• @Dilip: Not only is there no known exact formula, better yet, it is known that no such formula can exist! – cardinal Feb 14 '12 at 21:30
• The Box-Muller method generates samples from a joint distribution of independent standard normal random variables. So histograms of the values generated will resemble standard normal distributions. But the Box-Muller method is not a method for computing values of $\Phi(x)$ except incidentally as in "I generated $10^4$ standard normal samples of which $8401$ has value $1$ or less, and so $\Phi(1) \approx 0.8401$, and $\Phi^{-1}(0.8401) \approx 1$. – Dilip Sarwate Feb 14 '12 at 22:29
• I just chose $8401$ as an example of the kinds of numbers you might expect. $\Phi(1) = 0.8413\ldots$ and so if you generate $10^4$ samples of a standard normal distribution, you should expect close to $8413$ of the $10000$ samples to have value $\leq 1$. You are implementing the Box-Muller method correctly, but are not understanding the results that you are getting and are not relating them to the cdf etc. – Dilip Sarwate Feb 15 '12 at 0:27

For Mathematica $VersionNumber > 5 you can use Quantile[NormalDistribution[μ, σ], 100 q]  for the q-th percentile. Otherwise, you have to load the appropriate Statistics package first. • (I have version 7.) I have no problem loading the Statistics package.
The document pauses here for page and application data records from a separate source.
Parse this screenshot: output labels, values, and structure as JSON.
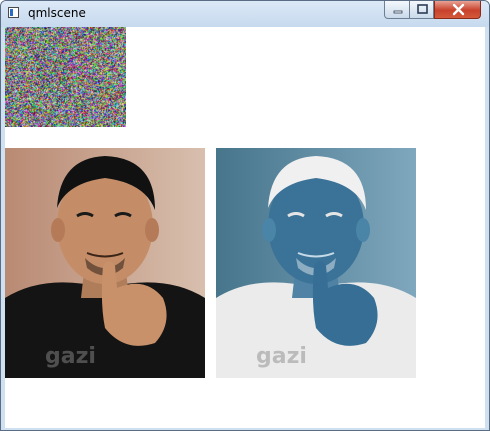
{
  "window": {
    "title": "qmlscene",
    "icons": {
      "app": "qt-window-icon",
      "minimize": "minimize-icon",
      "maximize": "maximize-icon",
      "close": "close-icon"
    }
  },
  "content": {
    "noise_image": "random-color-noise-image",
    "photos": [
      {
        "name": "original-portrait-photo",
        "watermark": "gazi"
      },
      {
        "name": "inverted-portrait-photo",
        "watermark": "gazi"
      }
    ]
  },
  "colors": {
    "titlebar": "#c6d9ee",
    "close_button": "#c8412b",
    "client_background": "#ffffff"
  }
}
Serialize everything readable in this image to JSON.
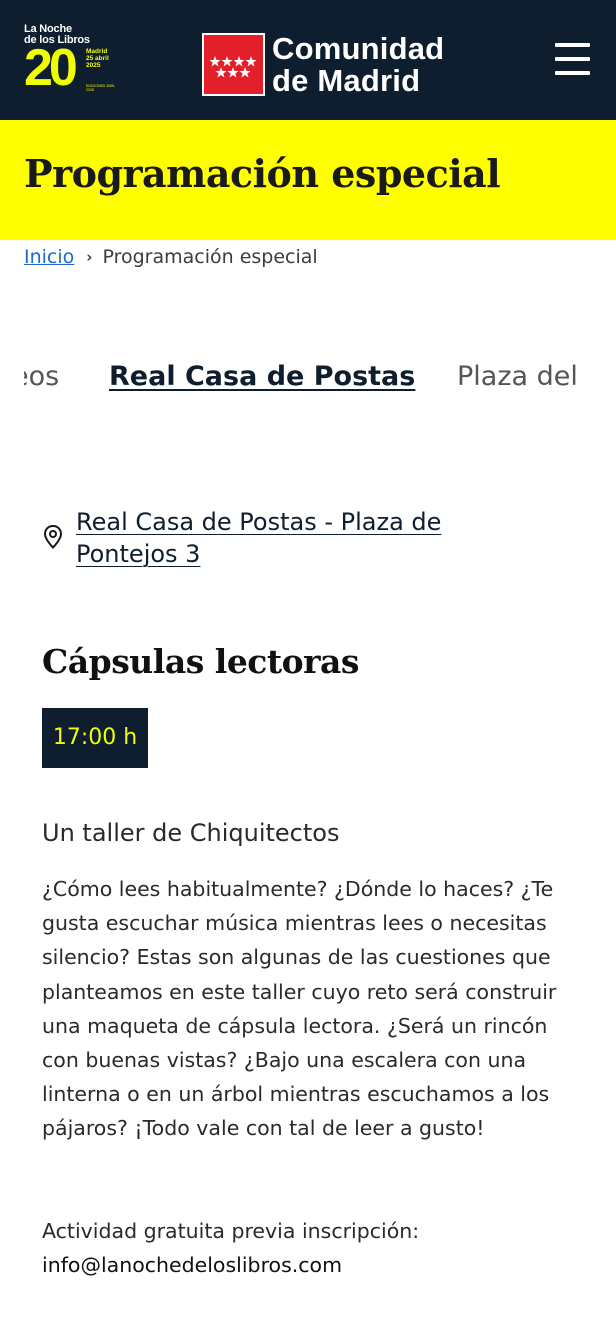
{
  "header": {
    "festival_logo": {
      "line1": "La Noche",
      "line2": "de los Libros",
      "number": "20",
      "city": "Madrid",
      "date": "25 abril",
      "year": "2025",
      "editions": "EDICIONES 2005-2025"
    },
    "brand_line1": "Comunidad",
    "brand_line2": "de Madrid",
    "menu_icon": "hamburger-icon",
    "colors": {
      "header_bg": "#0f1e2e",
      "accent_yellow": "#f0ff00",
      "flag_red": "#e3202a"
    }
  },
  "title_band": {
    "title": "Programación especial",
    "background": "#ffff00"
  },
  "breadcrumb": {
    "home": "Inicio",
    "current": "Programación especial"
  },
  "tabs": [
    {
      "label": "eos",
      "active": false
    },
    {
      "label": "Real Casa de Postas",
      "active": true
    },
    {
      "label": "Plaza del",
      "active": false
    }
  ],
  "location": {
    "icon": "map-pin-icon",
    "line1": "Real Casa de Postas - Plaza de",
    "line2": "Pontejos 3"
  },
  "event": {
    "title": "Cápsulas lectoras",
    "time": "17:00 h",
    "subtitle": "Un taller de Chiquitectos",
    "description": "¿Cómo lees habitualmente? ¿Dónde lo haces? ¿Te gusta escuchar música mientras lees o necesitas silencio? Estas son algunas de las cuestiones que planteamos en este taller cuyo reto será construir una maqueta de cápsula lectora. ¿Será un rincón con buenas vistas? ¿Bajo una escalera con una linterna o en un árbol mientras escuchamos a los pájaros? ¡Todo vale con tal de leer a gusto!",
    "note": "Actividad gratuita previa inscripción:",
    "email": "info@lanochedeloslibros.com"
  }
}
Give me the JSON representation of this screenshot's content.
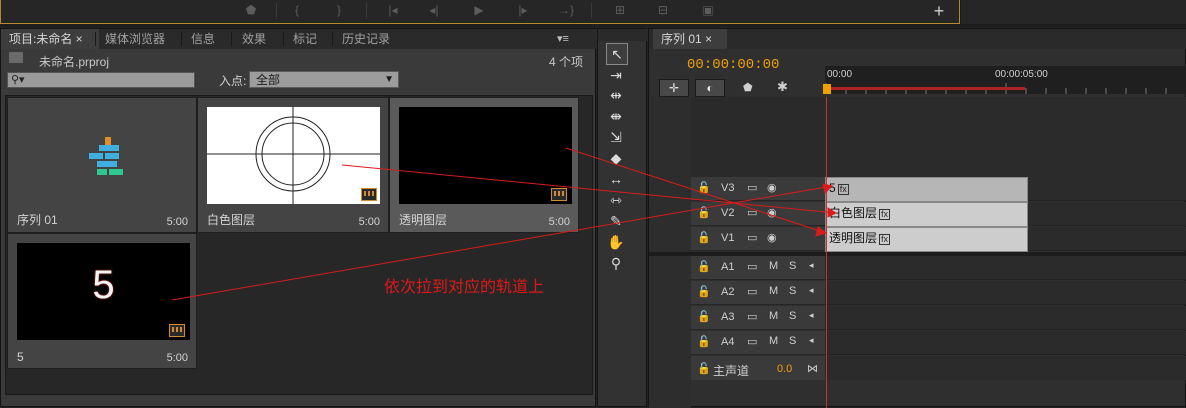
{
  "top_toolbar": {
    "buttons": [
      "marker-icon",
      "brace-left-icon",
      "brace-right-icon",
      "step-back-to-in-icon",
      "step-back-icon",
      "play-icon",
      "step-forward-icon",
      "step-to-out-icon",
      "insert-icon",
      "overwrite-icon",
      "camera-icon"
    ],
    "add_label": "+"
  },
  "project": {
    "tabs": [
      {
        "label": "项目:未命名 ×",
        "active": true
      },
      {
        "label": "媒体浏览器",
        "active": false
      },
      {
        "label": "信息",
        "active": false
      },
      {
        "label": "效果",
        "active": false
      },
      {
        "label": "标记",
        "active": false
      },
      {
        "label": "历史记录",
        "active": false
      }
    ],
    "menu_label": "▾≡",
    "filename": "未命名.prproj",
    "item_count": "4 个项",
    "search_placeholder": "",
    "inpoint_label": "入点:",
    "inpoint_value": "全部",
    "items": [
      {
        "name": "序列 01",
        "duration": "5:00"
      },
      {
        "name": "白色图层",
        "duration": "5:00"
      },
      {
        "name": "透明图层",
        "duration": "5:00"
      },
      {
        "name": "5",
        "duration": "5:00",
        "thumb_text": "5"
      }
    ]
  },
  "tools": [
    "selection-tool-icon",
    "track-select-tool-icon",
    "ripple-edit-tool-icon",
    "rolling-edit-tool-icon",
    "rate-stretch-tool-icon",
    "razor-tool-icon",
    "slip-tool-icon",
    "slide-tool-icon",
    "pen-tool-icon",
    "hand-tool-icon",
    "zoom-tool-icon"
  ],
  "timeline": {
    "tab_label": "序列 01 ×",
    "timecode": "00:00:00:00",
    "ruler": [
      "00:00",
      "00:00:05:00"
    ],
    "video_tracks": [
      {
        "name": "V3",
        "clip": "5"
      },
      {
        "name": "V2",
        "clip": "白色图层"
      },
      {
        "name": "V1",
        "clip": "透明图层"
      }
    ],
    "audio_tracks": [
      {
        "name": "A1",
        "m": "M",
        "s": "S"
      },
      {
        "name": "A2",
        "m": "M",
        "s": "S"
      },
      {
        "name": "A3",
        "m": "M",
        "s": "S"
      },
      {
        "name": "A4",
        "m": "M",
        "s": "S"
      }
    ],
    "master": {
      "name": "主声道",
      "value": "0.0"
    }
  },
  "annotation": {
    "text": "依次拉到对应的轨道上",
    "color": "#e01818"
  },
  "colors": {
    "accent": "#f0a000",
    "playhead": "#c83232"
  }
}
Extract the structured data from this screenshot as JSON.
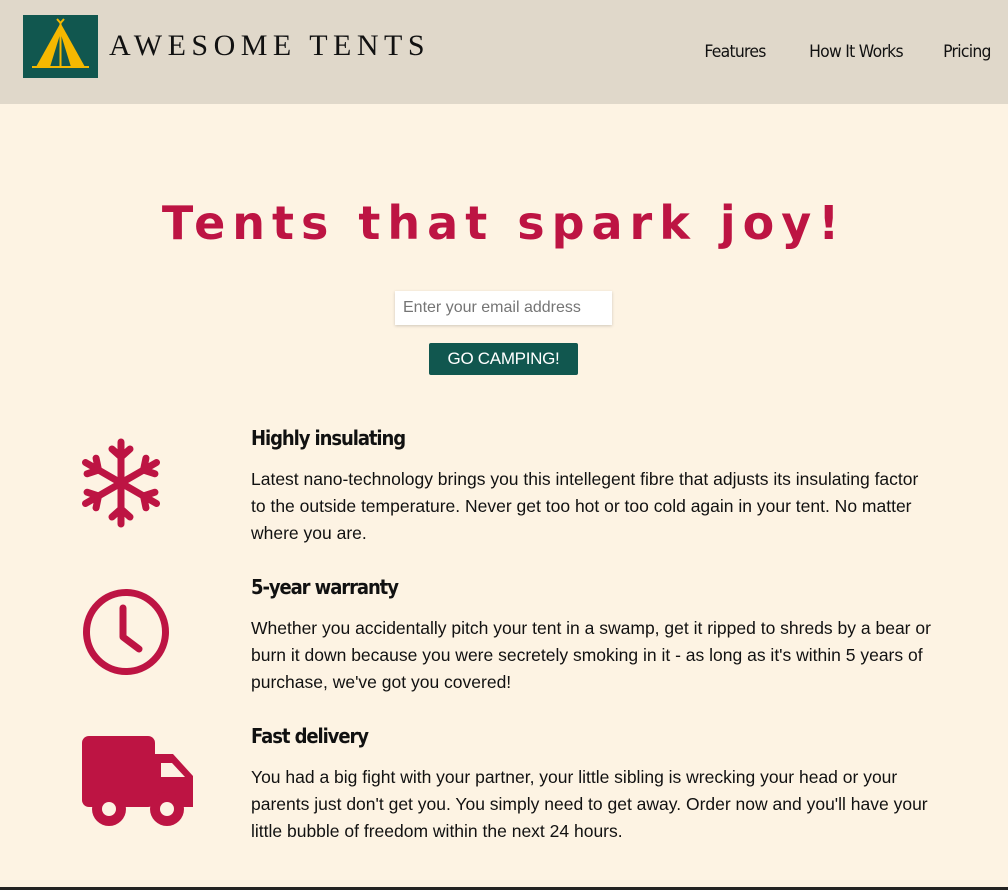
{
  "header": {
    "brand": "AWESOME TENTS",
    "logo_icon": "tent-icon",
    "nav": [
      {
        "label": "Features"
      },
      {
        "label": "How It Works"
      },
      {
        "label": "Pricing"
      }
    ]
  },
  "hero": {
    "title": "Tents that spark joy!",
    "email_placeholder": "Enter your email address",
    "button_label": "GO CAMPING!"
  },
  "features": [
    {
      "icon": "snowflake-icon",
      "title": "Highly insulating",
      "text": "Latest nano-technology brings you this intellegent fibre that adjusts its insulating factor to the outside temperature. Never get too hot or too cold again in your tent. No matter where you are."
    },
    {
      "icon": "clock-icon",
      "title": "5-year warranty",
      "text": "Whether you accidentally pitch your tent in a swamp, get it ripped to shreds by a bear or burn it down because you were secretely smoking in it - as long as it's within 5 years of purchase, we've got you covered!"
    },
    {
      "icon": "truck-icon",
      "title": "Fast delivery",
      "text": "You had a big fight with your partner, your little sibling is wrecking your head or your parents just don't get you. You simply need to get away. Order now and you'll have your little bubble of freedom within the next 24 hours."
    }
  ],
  "colors": {
    "accent": "#bd1443",
    "brand_green": "#11574f",
    "header_bg": "#e0d8ca",
    "page_bg": "#fdf3e3",
    "logo_tent": "#f5b800"
  }
}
But what's the function in there called? Because I get the impression that this Quantile line will do the calculation manually instead of using a formula. – Ram Rachum Oct 9 '10 at 14:13 • Evaluate it with symbolic parameters (i.e. don't assign values to mu, sigma, and q); you should get an expression involving the inverse error function. – J. M. is not a statistician Oct 9 '10 at 14:24 John Cook's page, Distributions in Scipy, is a good reference for this type of stuff: In [15]: import scipy.stats In [16]: scipy.stats.norm.ppf(0.975) Out[16]: 1.959963984540054  Well, you didn't ask about R, but in R you do it using ?qnorm (It's actually the quantile, not the percentile, or so I believe) > qnorm(.5) [1] 0 > qnorm(.95) [1] 1.644854  • Quantile vs. percentile (it's merely a matter of terminology), j.mp/dsYz9z. – chl Oct 9 '10 at 14:22 • While we are in, in R Wald-adjusted CIs (e.g. Agresti-Coull) are available in the PropCIs package. Wilson's method is the default in Hmisc::binconf (as suggested by Agresti and Coull). – chl Oct 9 '10 at 14:36 In Python, you can use the stats module from the scipy package (look for cdf(), as in the following example). (It seems the transcendantal package also includes usual cumulative distributions). You can use the inverse erf function, which is available in MatLab and Mathematica, for instance. For the normal CDF, starting from $$y=\Phi\left(x\right)=\frac{1}{2}\left[1+\text{erf}\left(\frac{x}{\sqrt{2}}\right)\right]$$ We get $$x=\sqrt{2}\ \text{erf}^{-1}\left(2y-1\right)$$ For the log-normal CDF, starting from $$y=F_{x}(x;\mu,\sigma)=\frac{1}{2}\text{erfc}\left(\frac{-\log x-\mu}{\sigma\sqrt{2}}\right)$$ We get $$-\log \left(x\right)=\mu+\sigma\sqrt{2}\ \text{erfc}^{-1}\left(2y\right)$$ • isn't this more of a comment than an answer? – Macro Feb 15 '12 at 22:18 • My idea was that if you have inverses for the erf and erfc functions, then the problem is solved. MatLab, for instance, has such preprogrammed functions. – Jean-Victor Côté Mar 5 '12 at 19:31 • @Jean-VictorCôté Please, develop your ideas in your reply. Otherwise, it merely looks like a comment as suggested above. – chl Mar 5 '12 at 22:31 • The lognormal calculation doesn't look right. After all, its inverse CDF should be identical to the inverse CDF for the normal apart for the use of$\log(x)$instead of$x\$. – whuber Mar 6 '12 at 19:15